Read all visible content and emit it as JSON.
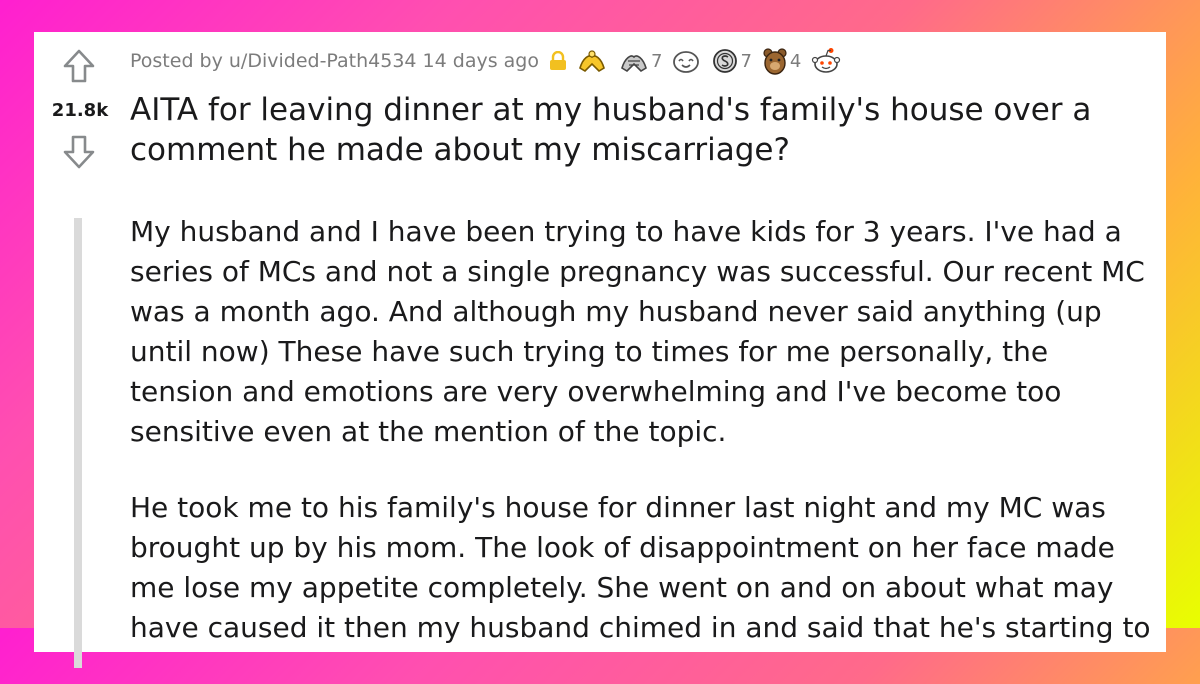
{
  "post": {
    "score": "21.8k",
    "posted_by": "Posted by u/Divided-Path4534 14 days ago",
    "awards": [
      {
        "icon": "lock-icon",
        "count": ""
      },
      {
        "icon": "gold-hands-award-icon",
        "count": ""
      },
      {
        "icon": "silver-hands-award-icon",
        "count": "7"
      },
      {
        "icon": "wholesome-face-award-icon",
        "count": ""
      },
      {
        "icon": "silver-coin-award-icon",
        "count": "7"
      },
      {
        "icon": "bear-award-icon",
        "count": "4"
      },
      {
        "icon": "snoo-award-icon",
        "count": ""
      }
    ],
    "title": "AITA for leaving dinner at my husband's family's house over a comment he made about my miscarriage?",
    "paragraphs": [
      "My husband and I have been trying to have kids for 3 years. I've had a series of MCs and not a single pregnancy was successful. Our recent MC was a month ago. And although my husband never said anything (up until now) These have such trying to times for me personally, the tension and emotions are very overwhelming and I've become too sensitive even at the mention of the topic.",
      "He took me to his family's house for dinner last night and my MC was brought up by his mom. The look of disappointment on her face made me lose my appetite completely. She went on and on about what may have caused it then my husband chimed in and said that he's starting to"
    ]
  },
  "colors": {
    "arrow": "#878a8c",
    "meta_text": "#7c7c7c",
    "title_text": "#1a1a1b",
    "thread_line": "#dadada"
  }
}
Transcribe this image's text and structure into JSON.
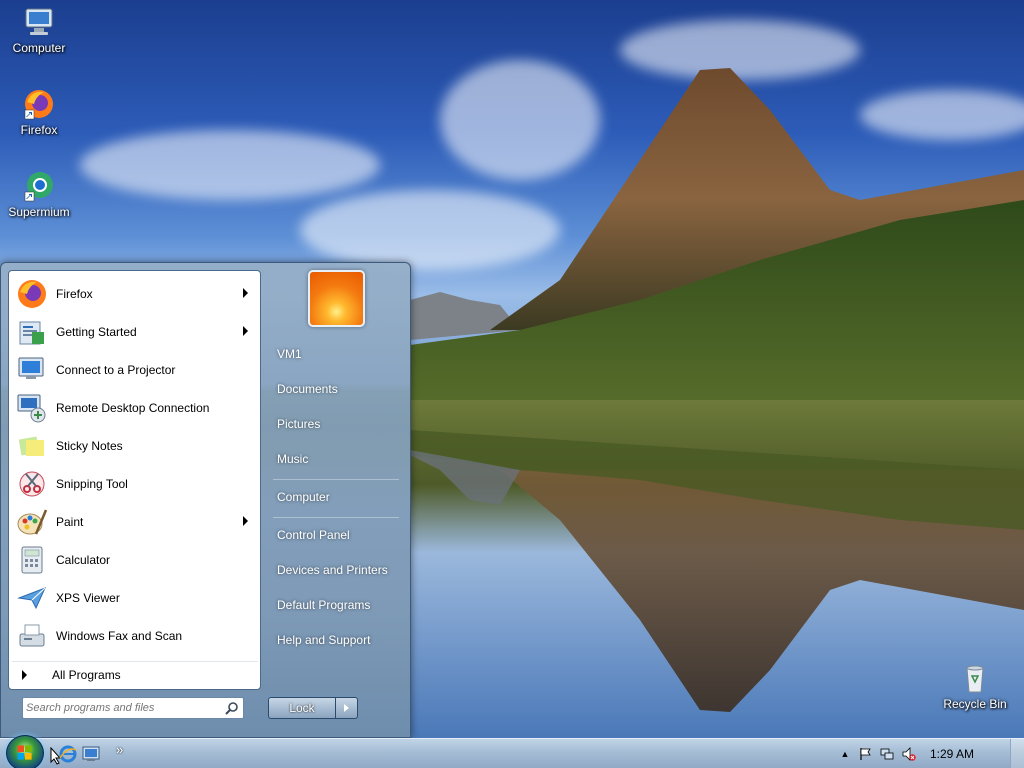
{
  "desktop": {
    "icons": [
      {
        "label": "Computer",
        "icon": "computer-icon"
      },
      {
        "label": "Firefox",
        "icon": "firefox-icon"
      },
      {
        "label": "Supermium",
        "icon": "supermium-icon"
      },
      {
        "label": "Recycle Bin",
        "icon": "recycle-bin-icon"
      }
    ]
  },
  "start_menu": {
    "programs": [
      {
        "label": "Firefox",
        "icon": "firefox-icon",
        "has_submenu": true
      },
      {
        "label": "Getting Started",
        "icon": "getting-started-icon",
        "has_submenu": true
      },
      {
        "label": "Connect to a Projector",
        "icon": "projector-icon",
        "has_submenu": false
      },
      {
        "label": "Remote Desktop Connection",
        "icon": "remote-desktop-icon",
        "has_submenu": false
      },
      {
        "label": "Sticky Notes",
        "icon": "sticky-notes-icon",
        "has_submenu": false
      },
      {
        "label": "Snipping Tool",
        "icon": "snipping-tool-icon",
        "has_submenu": false
      },
      {
        "label": "Paint",
        "icon": "paint-icon",
        "has_submenu": true
      },
      {
        "label": "Calculator",
        "icon": "calculator-icon",
        "has_submenu": false
      },
      {
        "label": "XPS Viewer",
        "icon": "xps-viewer-icon",
        "has_submenu": false
      },
      {
        "label": "Windows Fax and Scan",
        "icon": "fax-scan-icon",
        "has_submenu": false
      }
    ],
    "all_programs": "All Programs",
    "search_placeholder": "Search programs and files",
    "right_items": [
      {
        "label": "VM1"
      },
      {
        "label": "Documents"
      },
      {
        "label": "Pictures"
      },
      {
        "label": "Music"
      },
      {
        "label": "Computer"
      },
      {
        "label": "Control Panel"
      },
      {
        "label": "Devices and Printers"
      },
      {
        "label": "Default Programs"
      },
      {
        "label": "Help and Support"
      }
    ],
    "lock_label": "Lock"
  },
  "taskbar": {
    "overflow_label": "»",
    "tray_expand": "▲",
    "clock": "1:29 AM"
  },
  "colors": {
    "start_menu_glass": "#8aa6c2",
    "taskbar": "#a8bed6",
    "accent": "#3c5a7c"
  }
}
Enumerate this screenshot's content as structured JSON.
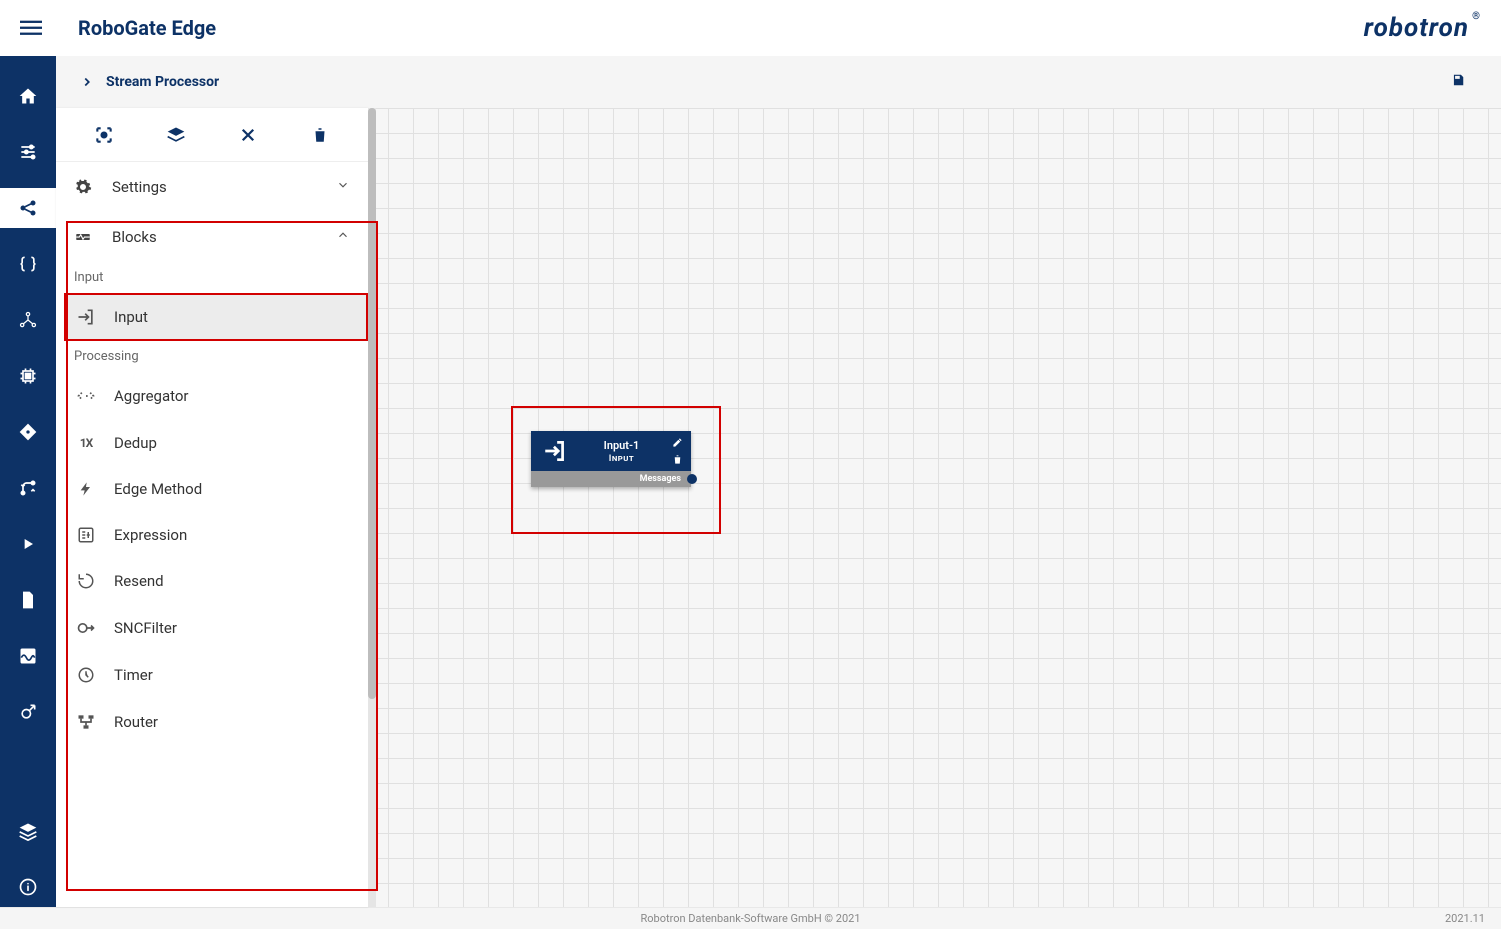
{
  "app_title": "RoboGate Edge",
  "logo_text": "robotron",
  "breadcrumb": {
    "title": "Stream Processor"
  },
  "panel": {
    "sections": {
      "settings": "Settings",
      "blocks": "Blocks"
    },
    "categories": {
      "input": "Input",
      "processing": "Processing"
    },
    "blocks": {
      "input": "Input",
      "aggregator": "Aggregator",
      "dedup": "Dedup",
      "edge_method": "Edge Method",
      "expression": "Expression",
      "resend": "Resend",
      "sncfilter": "SNCFilter",
      "timer": "Timer",
      "router": "Router"
    }
  },
  "canvas_node": {
    "title": "Input-1",
    "type": "Input",
    "port": "Messages"
  },
  "footer": {
    "center": "Robotron Datenbank-Software GmbH © 2021",
    "right": "2021.11"
  }
}
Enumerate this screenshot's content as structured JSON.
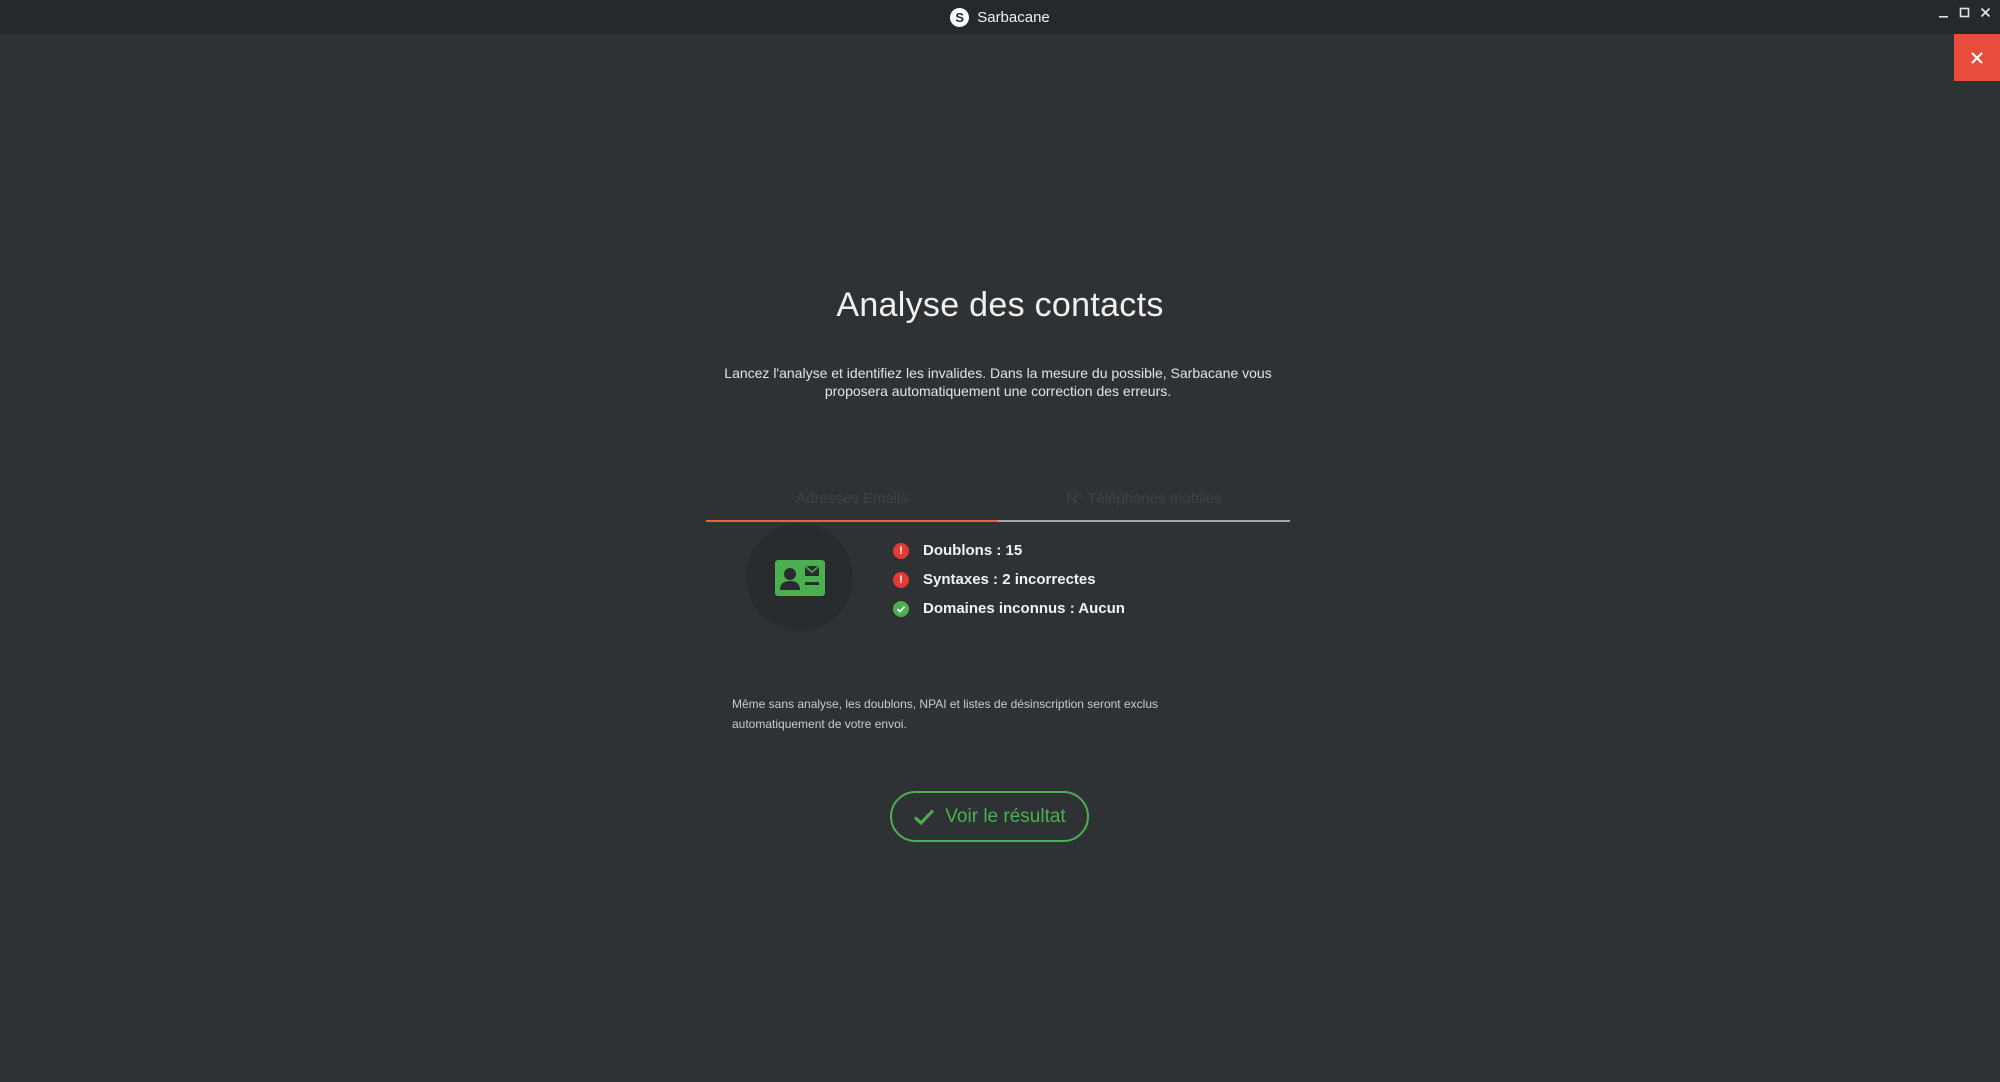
{
  "window": {
    "app_title": "Sarbacane",
    "logo_letter": "S"
  },
  "colors": {
    "background": "#2f3235",
    "titlebar": "#26292b",
    "close_panel": "#e74c3c",
    "active_tab": "#e8643a",
    "success": "#4caf50",
    "error": "#e53935"
  },
  "main": {
    "title": "Analyse des contacts",
    "description": "Lancez l'analyse et identifiez les invalides. Dans la mesure du possible, Sarbacane vous proposera automatiquement une correction des erreurs.",
    "tabs": [
      {
        "label": "Adresses Emails",
        "active": true
      },
      {
        "label": "N° Téléphones mobiles",
        "active": false
      }
    ],
    "avatar_icon": "contact-card-icon",
    "checks": [
      {
        "status": "error",
        "icon": "alert-icon",
        "text": "Doublons : 15"
      },
      {
        "status": "error",
        "icon": "alert-icon",
        "text": "Syntaxes : 2 incorrectes"
      },
      {
        "status": "ok",
        "icon": "check-circle-icon",
        "text": "Domaines inconnus : Aucun"
      }
    ],
    "note": "Même sans analyse, les doublons, NPAI et listes de désinscription seront exclus automatiquement de votre envoi.",
    "result_button_label": "Voir le résultat"
  }
}
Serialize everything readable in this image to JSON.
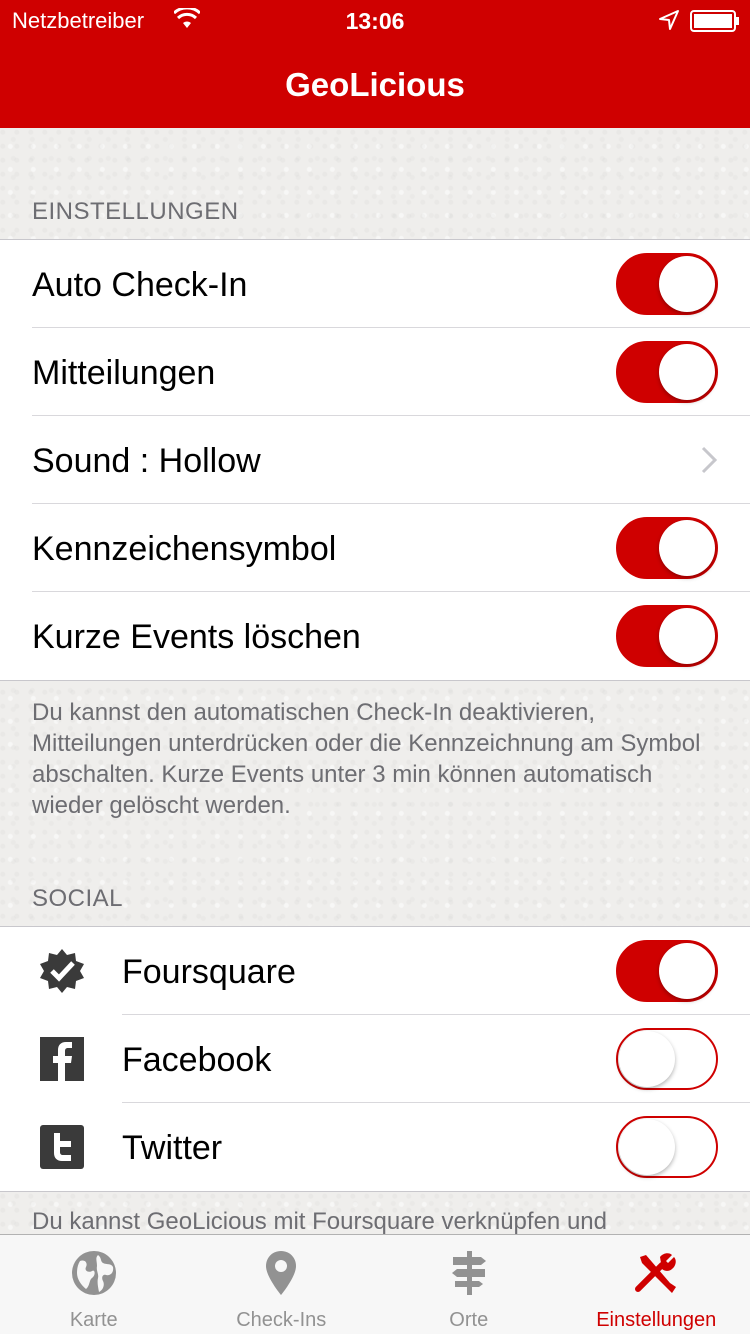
{
  "status_bar": {
    "carrier": "Netzbetreiber",
    "time": "13:06"
  },
  "nav": {
    "title": "GeoLicious"
  },
  "settings": {
    "header": "EINSTELLUNGEN",
    "rows": [
      {
        "label": "Auto Check-In",
        "control": "toggle",
        "on": true
      },
      {
        "label": "Mitteilungen",
        "control": "toggle",
        "on": true
      },
      {
        "label": "Sound : Hollow",
        "control": "disclosure"
      },
      {
        "label": "Kennzeichensymbol",
        "control": "toggle",
        "on": true
      },
      {
        "label": "Kurze Events löschen",
        "control": "toggle",
        "on": true
      }
    ],
    "footer": "Du kannst den automatischen Check-In deaktivieren, Mitteilungen unterdrücken oder die Kennzeichnung am Symbol abschalten. Kurze Events unter 3 min können automatisch wieder gelöscht werden."
  },
  "social": {
    "header": "SOCIAL",
    "rows": [
      {
        "label": "Foursquare",
        "icon": "foursquare-icon",
        "on": true
      },
      {
        "label": "Facebook",
        "icon": "facebook-icon",
        "on": false
      },
      {
        "label": "Twitter",
        "icon": "twitter-icon",
        "on": false
      }
    ],
    "footer": "Du kannst GeoLicious mit Foursquare verknüpfen und"
  },
  "tabs": [
    {
      "label": "Karte",
      "icon": "globe-icon",
      "active": false
    },
    {
      "label": "Check-Ins",
      "icon": "map-pin-icon",
      "active": false
    },
    {
      "label": "Orte",
      "icon": "signpost-icon",
      "active": false
    },
    {
      "label": "Einstellungen",
      "icon": "tools-icon",
      "active": true
    }
  ],
  "colors": {
    "accent": "#cf0000",
    "inactive": "#929292"
  }
}
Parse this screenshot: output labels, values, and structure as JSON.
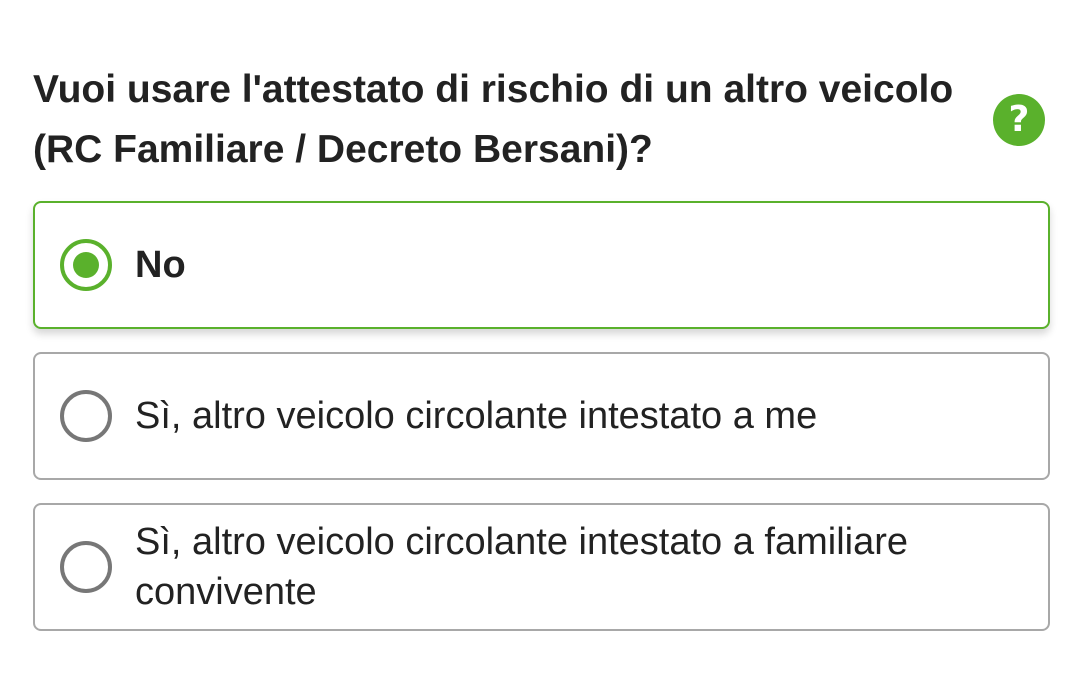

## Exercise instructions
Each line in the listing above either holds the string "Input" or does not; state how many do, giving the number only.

## Task solution
4